That Mark Ellen became a mature writer in the period when he wrote for Smash Hits (his first major interview: Sheena Easton) could sound quite bizarre, given the "teen" orientation of said magazine (of which Ellen will later become editor). But, as Ellen writes (p.122), "Pop music was taking over in late '81". It's the time when the Police, the Pretenders, and Blondie are having hits, and music videos appear: Smash Hits will ride this wave, with the slogan The Party On Paperô, and one million copies sold. Here Ellen meets Dave Hepworth, who'll be a constant companion in his future endeavors; and Neil Tennant, who'll soon become a star with the Pet Shop Boys.

Readers will encounter many chapters about Ellen's radio and television work for the BBC: first, with the radio program Rock On, and as a stand-in for star DJ John Peel; later, on the screen, as a host of The (Old Grey) Whistle Test.
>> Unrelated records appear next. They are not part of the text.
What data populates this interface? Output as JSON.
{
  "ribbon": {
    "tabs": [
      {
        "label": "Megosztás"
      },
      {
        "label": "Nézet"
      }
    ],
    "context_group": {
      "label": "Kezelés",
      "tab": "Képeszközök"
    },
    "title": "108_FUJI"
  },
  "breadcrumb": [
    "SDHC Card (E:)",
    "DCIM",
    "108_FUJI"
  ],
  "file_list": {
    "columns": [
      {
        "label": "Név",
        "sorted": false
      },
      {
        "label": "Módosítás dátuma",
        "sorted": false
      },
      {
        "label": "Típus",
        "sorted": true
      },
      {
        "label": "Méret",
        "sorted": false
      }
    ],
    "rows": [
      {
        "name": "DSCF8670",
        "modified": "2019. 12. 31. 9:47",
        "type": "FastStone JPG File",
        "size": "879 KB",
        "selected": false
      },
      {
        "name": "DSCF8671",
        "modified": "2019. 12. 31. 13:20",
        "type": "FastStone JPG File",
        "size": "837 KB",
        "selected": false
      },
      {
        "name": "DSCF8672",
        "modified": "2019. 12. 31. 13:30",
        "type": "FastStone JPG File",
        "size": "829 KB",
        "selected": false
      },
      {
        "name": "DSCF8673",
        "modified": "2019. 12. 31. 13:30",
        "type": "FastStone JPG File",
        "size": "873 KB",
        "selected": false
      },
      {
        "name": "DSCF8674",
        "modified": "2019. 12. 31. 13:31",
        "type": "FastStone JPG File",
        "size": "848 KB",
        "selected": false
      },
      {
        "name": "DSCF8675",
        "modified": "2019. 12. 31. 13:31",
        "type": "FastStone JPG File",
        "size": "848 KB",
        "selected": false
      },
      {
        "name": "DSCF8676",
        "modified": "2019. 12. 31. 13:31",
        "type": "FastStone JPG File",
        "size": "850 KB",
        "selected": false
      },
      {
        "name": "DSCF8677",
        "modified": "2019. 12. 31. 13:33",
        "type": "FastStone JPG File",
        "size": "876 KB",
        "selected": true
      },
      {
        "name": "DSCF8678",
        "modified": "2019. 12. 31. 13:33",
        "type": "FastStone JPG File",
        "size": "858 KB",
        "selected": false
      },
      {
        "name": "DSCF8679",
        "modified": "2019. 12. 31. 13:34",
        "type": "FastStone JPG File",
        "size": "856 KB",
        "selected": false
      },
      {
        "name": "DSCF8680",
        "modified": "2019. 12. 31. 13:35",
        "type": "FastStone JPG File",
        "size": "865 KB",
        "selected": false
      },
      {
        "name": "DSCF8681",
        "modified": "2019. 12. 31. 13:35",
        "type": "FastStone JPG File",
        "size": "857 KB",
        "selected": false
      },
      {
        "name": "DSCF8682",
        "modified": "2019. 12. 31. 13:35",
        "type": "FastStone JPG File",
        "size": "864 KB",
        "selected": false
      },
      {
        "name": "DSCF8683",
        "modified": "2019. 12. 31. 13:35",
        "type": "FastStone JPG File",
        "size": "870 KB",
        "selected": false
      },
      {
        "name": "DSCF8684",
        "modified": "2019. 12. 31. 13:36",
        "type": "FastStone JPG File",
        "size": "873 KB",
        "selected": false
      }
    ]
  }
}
On July 13, 1985 Ellen co-hosts the mega concert broadcast of Live Aid.

There's a point I want to make here: a competent and versatile critic, Ellen is not a "soloist", or a "stylist" whose prose one "gets" after just a few lines; he's more a writer at the service of the music, involved and sincere - so his enthusiasm reads authentic - also quite open-minded when it comes to appreciating different music "genres"; those are qualities that - while they make it quite unlikely that an anthology of his writings will appear - make him a perfect "team player", also an ideal candidate to be a magazine editor.

This, in fact, is the role played by Ellen for UK magazines that are now part of the history of music journalism: Smash Hits (1983), Q (1986), Select (1991), and Mojo (1993), as monthlies that went hand-in-hand with video, the reinvention of "Classic Rock" in the "CD age", a fresh period of "new music", and the "back to classicism" in the age of the "big box". (There's also the reinvention of the Brit Awards, as a bastion of "quality on a mass basis".)

Then disaster occurs, with the Internet, free illegal downloading, and the multiplication of sources that makes the very idea of a "quality industry" an impossibility. (Just compare those 270.000 copies sold by Q in its best period to the 50.000 copies sold now by such magazines as Q, Mojo, and Uncut, others selling a lot less.)

Here Mark Ellen is a clear-eyed witness, those problems on a large scale being made even worse by specific mistakes. And so Ellen is "made redundant" by the EMAP conglomerate, where he occupied a top post and supervised many magazines. It's January 14, 2000.

It was at this point that Ellen and other brave men and women decided to start what I think was the last music paper magazine founded in the Internet age: Word, which later became The Word. I remember quite well the articles appearing in the daily newspapers celebrating this audacious adventure, though I have to admit I never imagined mousetraps were used in the newsroom. I clearly remember the cover of issue #1 (Nick Cave); my amazement when I noticed there was no CD attached to the magazine cover; my amazement when - later - I saw a CD attached to the magazine cover; and a very difficult commercial journey, which started in 2002 and stopped nine years later. They fought to the last, created a Podcast, but - alas - there was nothing they could do.

The last chapters of this book see Ellen, now a freelancer, audition in order to interview Lady Gaga, and fly on that plane in order to write a piece about Rihanna's tour. Those chapters feature quite surreal episodes, which I won't reveal. Here Ellen compares the degree of access available to the music press, then and now.

The book also features some fine pictures.

What's the moral of this story? Maybe the importance of keeping one's faith even when confronted with great difficulties. Maybe the irrational hope that the laziness of the majority won't make it all useless.

Beppe Colli

© Beppe Colli 2014 | May 26, 2014